Early on Sunday morning, word spread that the center had been reached. The winner was somewhere in the United Kingdom. Hence all those jokes pontificating on what awaited the lucky recipient. (Imagine some combination of severed heads, dog turds, and the mundane and you get the jist.)
Ian Bogost expressed jealousy that Molyneux “made a more boring clicking game than I did,” referring to his 2010 Cow Clicker, a satirical Facebook game meant to showcase the shallowness of such fare as FarmVille before becoming wildly popular itself. Three years later we’re seeing the same cycle of attention and dismay, though the satire is less transparent. That same thing we hate drives us to distraction; this experiment, so ridiculous, is intoxicating: we can’t look away. What’s inside? Why should we care? What’s inside?
Farther down my Twitter feed (and so previously that day), Richard Lemarchand, who was lead designer at Naughty Dog (Uncharted) and now is a professor at the University of Southern California, posted this breathless message: “Last layer of #Curiosity!” He attached a Vine, that short looping grainy video recorded for the explicit reason to be shared, depicting he and three other gentleman frantically tapping a single iPad, breaking blocks in rapid-fire. The scene is hilarious, then horrifying, then just another blip soon lost among the noise. They didn’t tap quickly enough. The game designer and cohorts were out-gunned by an 18-year-old, wiling away his time before stumbling unknowingly into this trap set for one, ensnaring us all.

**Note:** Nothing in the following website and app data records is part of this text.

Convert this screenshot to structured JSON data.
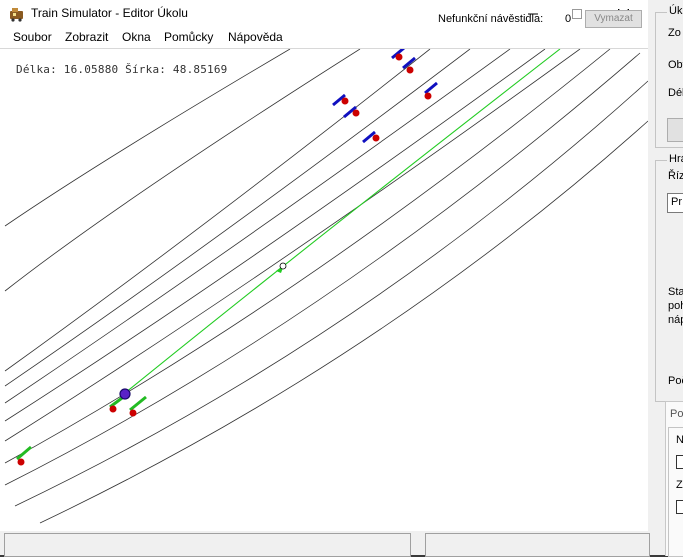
{
  "window": {
    "title": "Train Simulator - Editor Úkolu",
    "icon": "train-simulator-icon"
  },
  "titlebar_buttons": {
    "minimize": "minimize-icon",
    "maximize": "maximize-icon",
    "close": "close-icon"
  },
  "menu": {
    "items": [
      "Soubor",
      "Zobrazit",
      "Okna",
      "Pomůcky",
      "Nápověda"
    ]
  },
  "map": {
    "coords_text": "Délka: 16.05880 Šírka: 48.85169",
    "colors": {
      "track": "#333333",
      "active_route": "#22cc22",
      "signal_blue": "#1010c0",
      "signal_green": "#22bb22",
      "signal_marker": "#cc0000"
    }
  },
  "side_panel": {
    "group1_label": "Úko",
    "row_zo": "Zo",
    "row_ob": "Obt",
    "row_de": "Délk",
    "group2_label": "Hrá",
    "row_ri": "Říze",
    "field_pr": "Pr",
    "text_stav": "Stav",
    "text_poh": "poh",
    "text_nap": "náp",
    "row_poc": "Poč",
    "group3_label": "Po",
    "row_n": "N",
    "row_z": "Z"
  },
  "bottom_bar": {
    "signals_label": "Nefunkční návěstidla:",
    "signals_count": "0",
    "remove_button": "Vymazat"
  }
}
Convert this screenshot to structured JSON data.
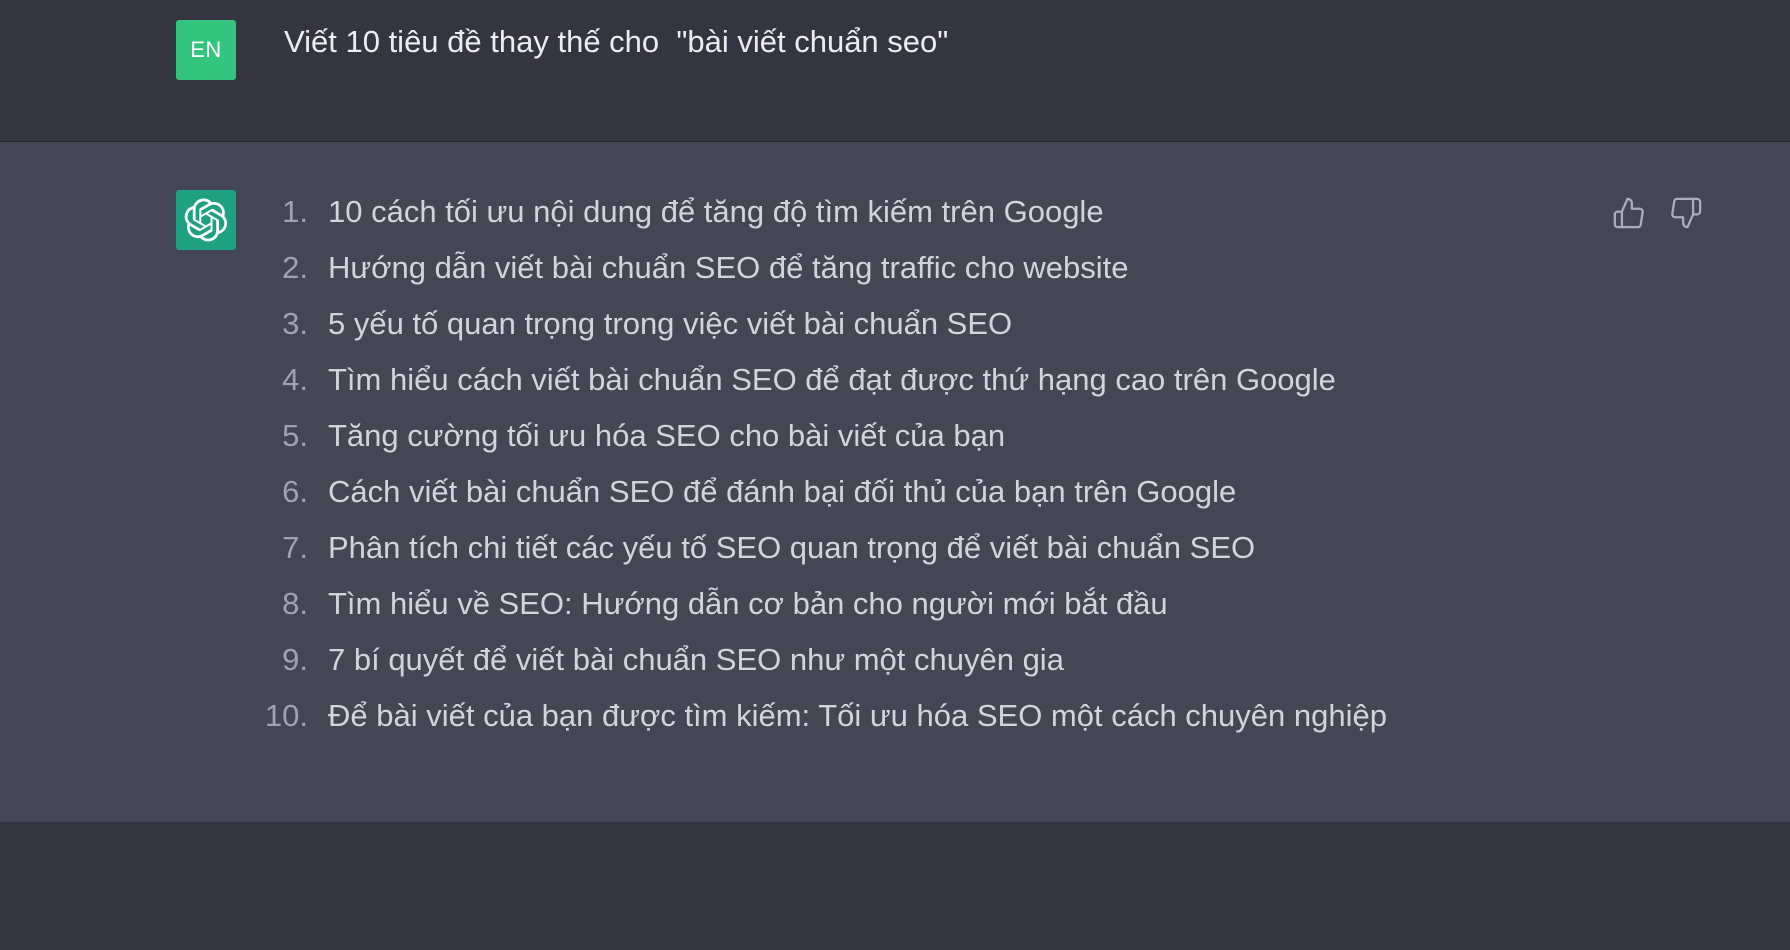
{
  "colors": {
    "user_avatar_bg": "#33c57d",
    "bot_avatar_bg": "#1ea180",
    "page_bg": "#343541",
    "answer_bg": "#444654"
  },
  "user_message": {
    "avatar_text": "EN",
    "text": "Viết 10 tiêu đề thay thế cho  \"bài viết chuẩn seo\""
  },
  "assistant_message": {
    "avatar_icon": "openai-logo-icon",
    "items": [
      {
        "num": "1.",
        "text": "10 cách tối ưu nội dung để tăng độ tìm kiếm trên Google"
      },
      {
        "num": "2.",
        "text": "Hướng dẫn viết bài chuẩn SEO để tăng traffic cho website"
      },
      {
        "num": "3.",
        "text": "5 yếu tố quan trọng trong việc viết bài chuẩn SEO"
      },
      {
        "num": "4.",
        "text": "Tìm hiểu cách viết bài chuẩn SEO để đạt được thứ hạng cao trên Google"
      },
      {
        "num": "5.",
        "text": "Tăng cường tối ưu hóa SEO cho bài viết của bạn"
      },
      {
        "num": "6.",
        "text": "Cách viết bài chuẩn SEO để đánh bại đối thủ của bạn trên Google"
      },
      {
        "num": "7.",
        "text": "Phân tích chi tiết các yếu tố SEO quan trọng để viết bài chuẩn SEO"
      },
      {
        "num": "8.",
        "text": "Tìm hiểu về SEO: Hướng dẫn cơ bản cho người mới bắt đầu"
      },
      {
        "num": "9.",
        "text": "7 bí quyết để viết bài chuẩn SEO như một chuyên gia"
      },
      {
        "num": "10.",
        "text": "Để bài viết của bạn được tìm kiếm: Tối ưu hóa SEO một cách chuyên nghiệp"
      }
    ],
    "feedback": {
      "up_icon": "thumbs-up-icon",
      "down_icon": "thumbs-down-icon"
    }
  }
}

Later that day, the center of Curiosity’s cube is revealed. There stands a holographic Peter Molyneux, recorded to appear inside his creation’s hazy interior, his voice echoing from within the fake confines of this geometric womb. He explains the prize: a boy from Scotland will decide the rules and moral conventions of 22 Can’s next game, Godus. He would become “a digital god,” reigning over those playing the game. And he’ll even reap material reward, pocketing a sliver of the game’s earnings.
As far as mysterious innards go, I’ve seen worse. That it was, essentially, an advertisement for their next game drops what could have been a genuinely human message into the sour bog of capitalism. But Edinburgh resident Bryan Henderson’s life has drastically changed: that was no lie. Let’s place Molyneux’s somewhere between the average Cracker Jack box and whatever was in that glowing suitcase in Pulp Fiction. The unknown trumps always what is bared open to scrutiny.

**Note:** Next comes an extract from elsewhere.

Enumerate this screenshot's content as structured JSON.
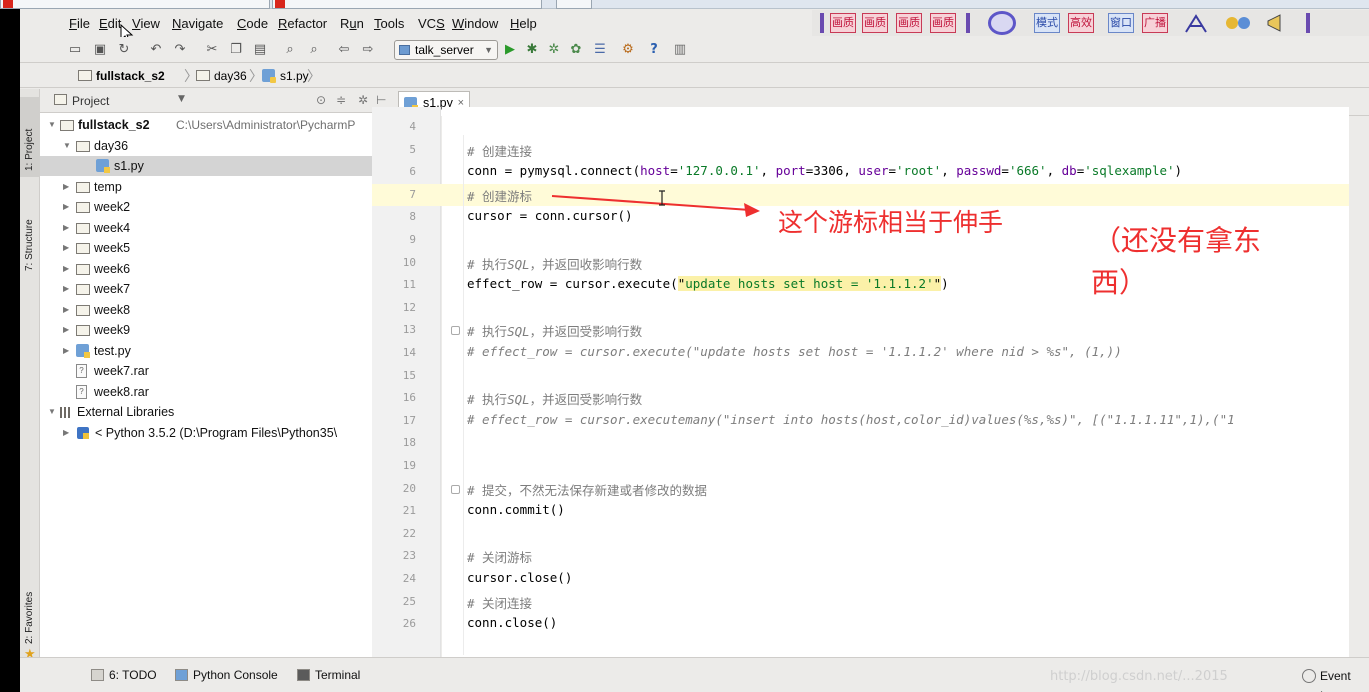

But the message doesn’t really matter, does it? Our attention was singular. Derisive, maybe, but there nonetheless. Whether we admit it or not, we wanted to know what was inside. We always will. We can’t not follow along. Especially when everyone else is, too.
This endless clicking, this hive-mind attention, this unrelenting desire to know–I guess you could call it curiosity–does this not sound like the gears of the 21st century turning? Rich Eisen’s daily thoughts and bon mots are blasted to over half-a-million people, his followers. Without submitting a single message, Sean Payton, professional coach to a few dozen athletes, earns 2,000 followers in an hour. Thousands now have this tenuous connection to a man they watch on TV. Millions more have tapped for seven months, driven by some unspoken need to find what was left for us in the middle of a LEGO labyrinth. We all subsume to our digital gods. To others, their god may well be you.
Today is Memorial Day in America, where we remember our fallen soldiers fighting for something like freedom. And the day after we’ll be free to do as we wish. Perhaps we will. Or perhaps we’ll click and we’ll tap, waiting for someone to tell us where to look next.